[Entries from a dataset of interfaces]

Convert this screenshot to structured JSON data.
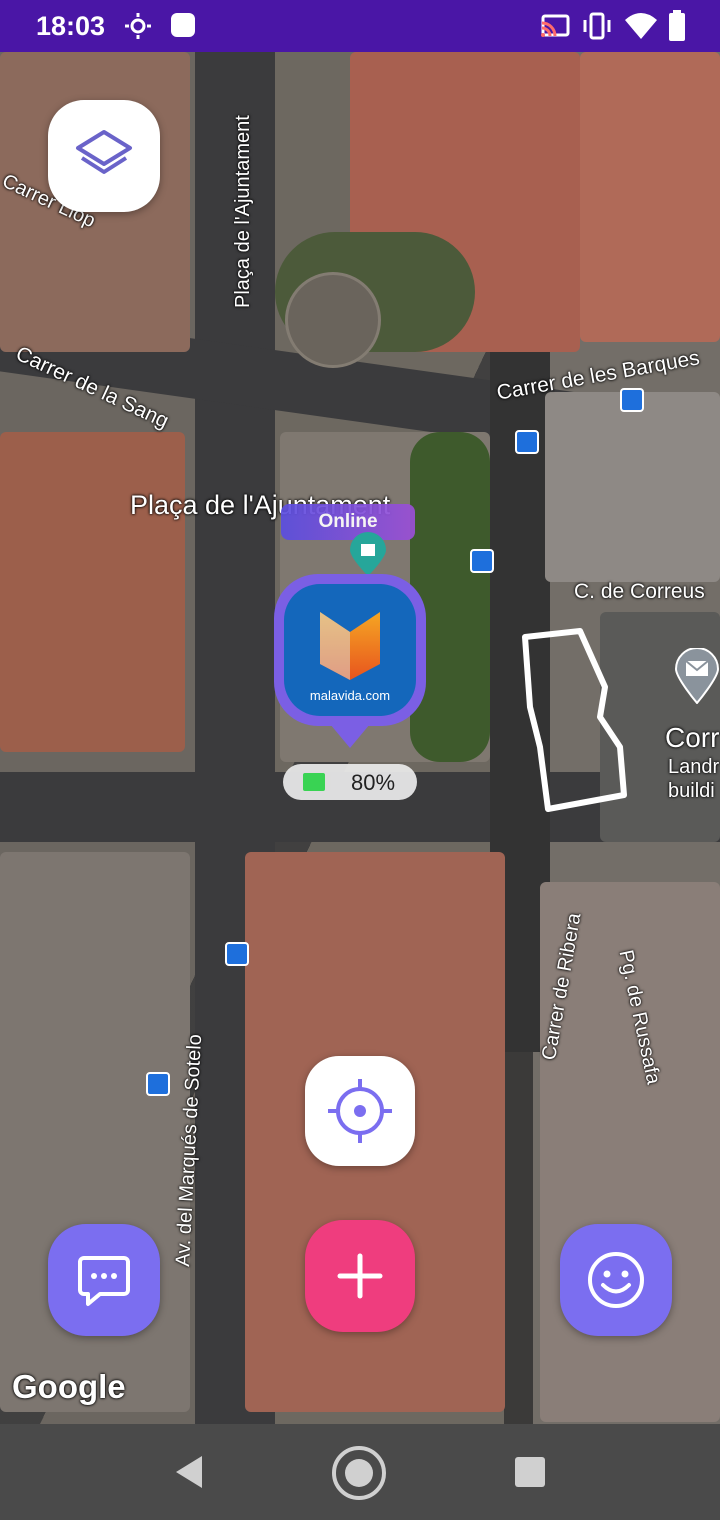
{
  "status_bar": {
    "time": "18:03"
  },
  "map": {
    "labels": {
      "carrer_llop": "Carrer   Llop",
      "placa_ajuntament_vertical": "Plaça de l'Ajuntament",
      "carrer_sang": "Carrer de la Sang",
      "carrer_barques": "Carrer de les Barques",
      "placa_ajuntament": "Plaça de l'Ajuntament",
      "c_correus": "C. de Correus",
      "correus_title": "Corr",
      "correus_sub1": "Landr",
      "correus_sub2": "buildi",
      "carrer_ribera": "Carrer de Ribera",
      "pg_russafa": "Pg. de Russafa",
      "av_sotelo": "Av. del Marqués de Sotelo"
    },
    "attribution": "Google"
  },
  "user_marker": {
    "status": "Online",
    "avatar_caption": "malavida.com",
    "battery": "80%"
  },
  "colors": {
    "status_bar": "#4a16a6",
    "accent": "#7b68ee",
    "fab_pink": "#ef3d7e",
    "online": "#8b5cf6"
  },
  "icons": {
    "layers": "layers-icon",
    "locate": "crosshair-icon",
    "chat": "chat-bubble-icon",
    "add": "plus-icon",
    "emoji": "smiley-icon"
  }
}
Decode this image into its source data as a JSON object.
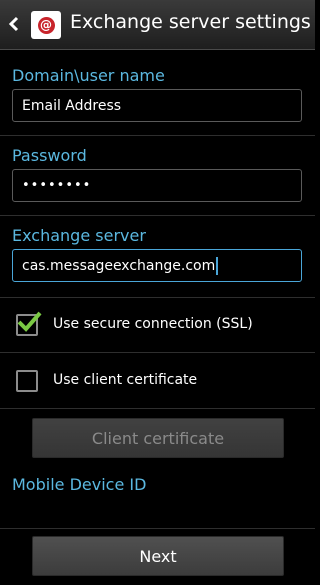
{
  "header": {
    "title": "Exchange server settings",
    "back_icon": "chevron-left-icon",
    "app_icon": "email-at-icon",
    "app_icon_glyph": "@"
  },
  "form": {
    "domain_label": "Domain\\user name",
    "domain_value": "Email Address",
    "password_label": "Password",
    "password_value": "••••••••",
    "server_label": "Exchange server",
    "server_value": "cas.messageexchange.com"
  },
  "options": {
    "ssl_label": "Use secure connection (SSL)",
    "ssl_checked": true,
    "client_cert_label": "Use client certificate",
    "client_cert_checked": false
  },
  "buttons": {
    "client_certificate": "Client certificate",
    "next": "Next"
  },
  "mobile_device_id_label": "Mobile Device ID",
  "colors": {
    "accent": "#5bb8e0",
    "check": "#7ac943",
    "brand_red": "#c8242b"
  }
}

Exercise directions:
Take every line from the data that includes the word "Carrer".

Output:
      "carrer_llop": "Carrer   Llop",
      "carrer_sang": "Carrer de la Sang",
      "carrer_barques": "Carrer de les Barques",
      "carrer_ribera": "Carrer de Ribera",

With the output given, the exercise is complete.